A protest by Greenpeace halted work Wednesday on a coal-fired power station in the Netherlands which the environmental group said would increase the country’s carbon-dioxide emissions by a quarter.
Some 20 activists occupied cranes being used to build the plant at Eemsmond on the shores of the Wadden Sea, two of them spending the night in a tent slung 70 metres (220 feet) up between three cranes in temperatures below freezing, Agnes de Rooij, head of Greenpeace’s Energy and Climate campaign, said.
Jeroen Brouwers, spokesman for electricity company Essent, which is building the power station, told AFP: “We have stopped the work temporarily for safety reasons.”
De Rooij said the militants had enough food and other supplies to enable them to hang on for several days. “They will stay until Essent says it is halting construction.”

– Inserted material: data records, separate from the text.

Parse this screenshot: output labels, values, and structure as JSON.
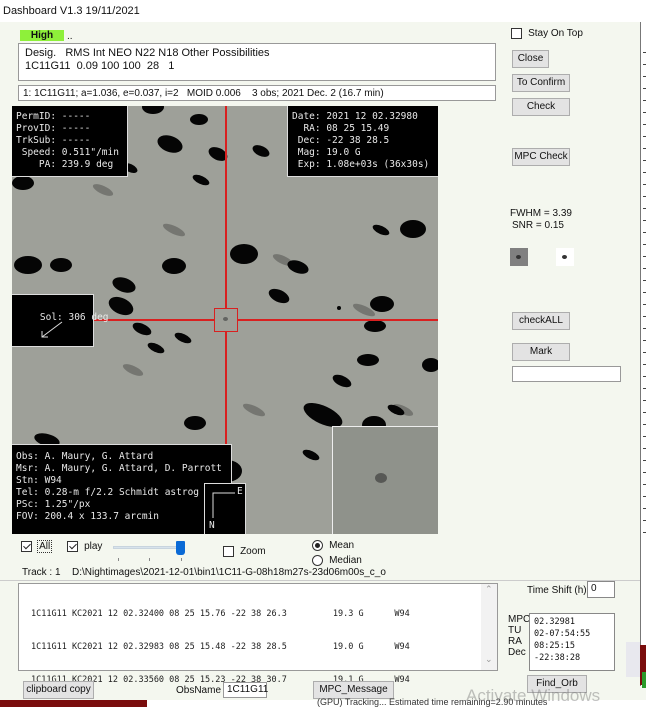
{
  "window": {
    "title": "Dashboard V1.3 19/11/2021"
  },
  "priority": {
    "label": "High",
    "dots": "..",
    "color": "#8ef03a"
  },
  "desig_box": {
    "header": "Desig.   RMS Int NEO N22 N18 Other Possibilities",
    "row": "1C11G11  0.09 100 100  28   1"
  },
  "orbit_summary": "1: 1C11G11; a=1.036, e=0.037, i=2   MOID 0.006    3 obs; 2021 Dec. 2 (16.7 min)",
  "image": {
    "top_left": "PermID: -----\nProvID: -----\nTrkSub: -----\n Speed: 0.511\"/min\n    PA: 239.9 deg",
    "top_right": "Date: 2021 12 02.32980\n  RA: 08 25 15.49\n Dec: -22 38 28.5\n Mag: 19.0 G\n Exp: 1.08e+03s (36x30s)",
    "sol": "Sol: 306 deg",
    "bottom_left": "Obs: A. Maury, G. Attard\nMsr: A. Maury, G. Attard, D. Parrott\nStn: W94\nTel: 0.28-m f/2.2 Schmidt astrog\nPSc: 1.25\"/px\nFOV: 200.4 x 133.7 arcmin",
    "compass_e": "E",
    "compass_n": "N"
  },
  "side": {
    "stay_on_top": "Stay On Top",
    "stay_on_top_checked": false,
    "close": "Close",
    "to_confirm": "To Confirm",
    "check": "Check",
    "mpc_check": "MPC Check",
    "fwhm": "FWHM = 3.39",
    "snr": "SNR  = 0.15",
    "check_all": "checkALL",
    "mark": "Mark",
    "mark_input": ""
  },
  "controls": {
    "all_label": "All",
    "all_checked": true,
    "play_label": "play",
    "play_checked": true,
    "slider_value_fraction": 1.0,
    "zoom_label": "Zoom",
    "zoom_checked": false,
    "mean_label": "Mean",
    "median_label": "Median",
    "selected_stat": "Mean",
    "track_label": "Track : 1",
    "file_path": "D:\\Nightimages\\2021-12-01\\bin1\\1C11-G-08h18m27s-23d06m00s_c_o"
  },
  "observations": [
    "1C11G11 KC2021 12 02.32400 08 25 15.76 -22 38 26.3         19.3 G      W94",
    "1C11G11 KC2021 12 02.32983 08 25 15.48 -22 38 28.5         19.0 G      W94",
    "1C11G11 KC2021 12 02.33560 08 25 15.23 -22 38 30.7         19.1 G      W94"
  ],
  "time_shift": {
    "label": "Time Shift (h)",
    "value": "0"
  },
  "mpc_panel": {
    "labels": [
      "MPC",
      "TU",
      "RA",
      "Dec"
    ],
    "values": "02.32981\n02-07:54:55\n08:25:15\n-22:38:28"
  },
  "bottom": {
    "clipboard_copy": "clipboard copy",
    "obsname_label": "ObsName",
    "obsname_value": "1C11G11",
    "mpc_message": "MPC_Message",
    "find_orb": "Find_Orb",
    "status_text": "(GPU) Tracking... Estimated time remaining=2.90 minutes",
    "watermark": "Activate Windows"
  }
}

Brouwers, who described the protest as “irresponsible and dangerous,” retorted that “of course” Essent would not abandon work.
Police were having talks with the demonstrators but said they would not intervene as the situation was under control.

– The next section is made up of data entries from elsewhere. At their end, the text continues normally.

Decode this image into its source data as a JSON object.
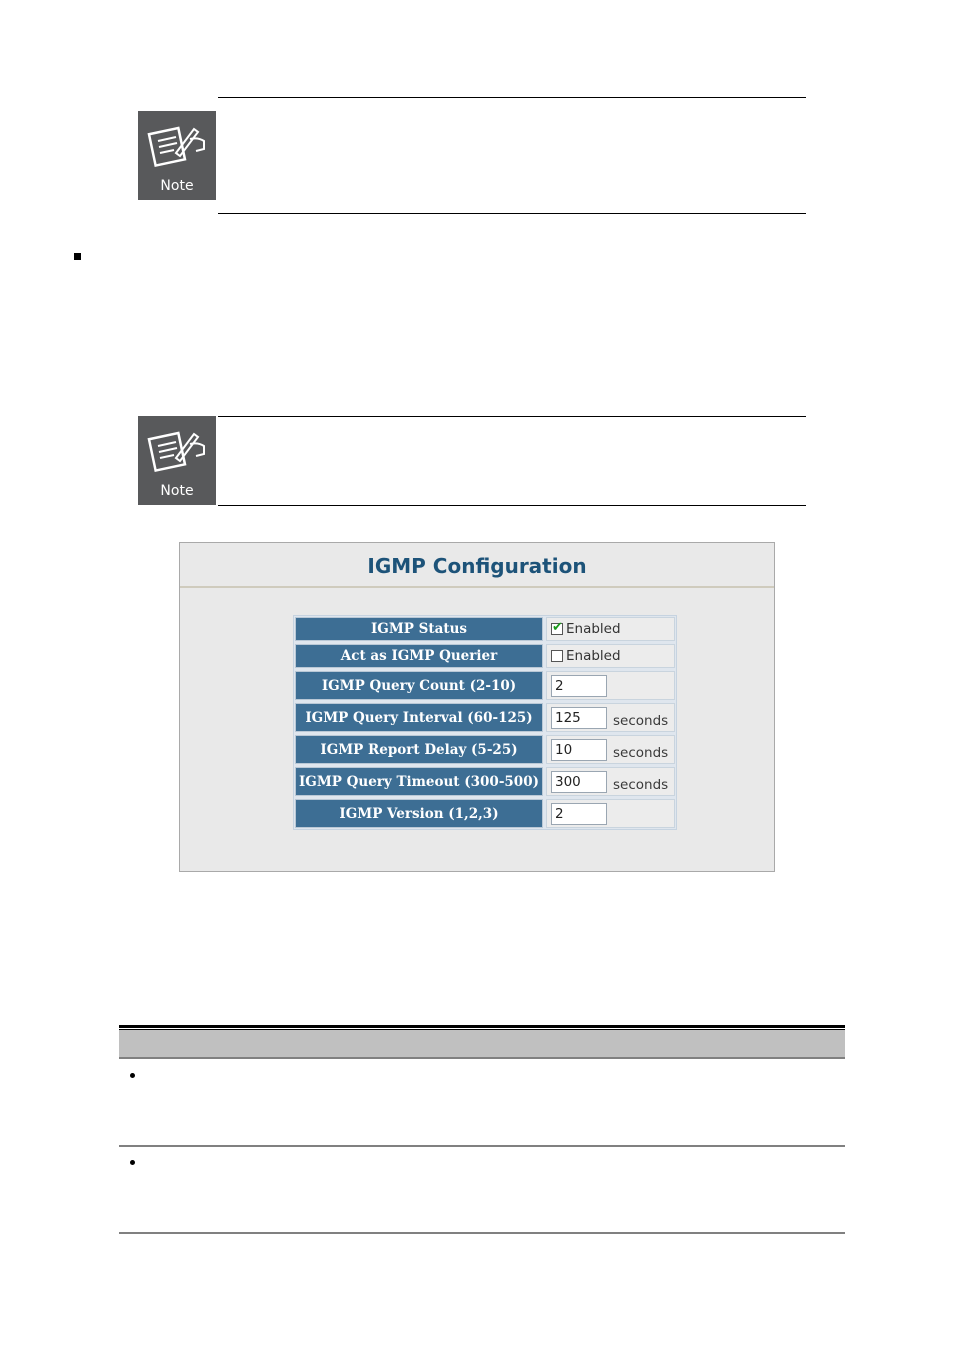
{
  "notes": [
    {
      "icon": "note-icon",
      "label": "Note"
    },
    {
      "icon": "note-icon",
      "label": "Note"
    }
  ],
  "section_bullet": "square-bullet",
  "igmp_config": {
    "title": "IGMP Configuration",
    "rows": [
      {
        "label": "IGMP Status",
        "type": "checkbox",
        "checked": true,
        "text": "Enabled"
      },
      {
        "label": "Act as IGMP Querier",
        "type": "checkbox",
        "checked": false,
        "text": "Enabled"
      },
      {
        "label": "IGMP Query Count (2-10)",
        "type": "input",
        "value": "2",
        "unit": ""
      },
      {
        "label": "IGMP Query Interval (60-125)",
        "type": "input",
        "value": "125",
        "unit": "seconds"
      },
      {
        "label": "IGMP Report Delay (5-25)",
        "type": "input",
        "value": "10",
        "unit": "seconds"
      },
      {
        "label": "IGMP Query Timeout (300-500)",
        "type": "input",
        "value": "300",
        "unit": "seconds"
      },
      {
        "label": "IGMP Version (1,2,3)",
        "type": "input",
        "value": "2",
        "unit": ""
      }
    ],
    "colors": {
      "label_bg": "#3d6e94",
      "title": "#1d5379",
      "check": "#1c9a1c"
    }
  },
  "param_table": {
    "rows": [
      {
        "bullet": "round-bullet"
      },
      {
        "bullet": "round-bullet"
      }
    ]
  }
}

The plant will be the biggest in the Netherlands, with a capacity of 1,600 megawatts.
The Wadden Sea, which borders the Netherlands and Germany, is listed by UNESCO as a world heritage site.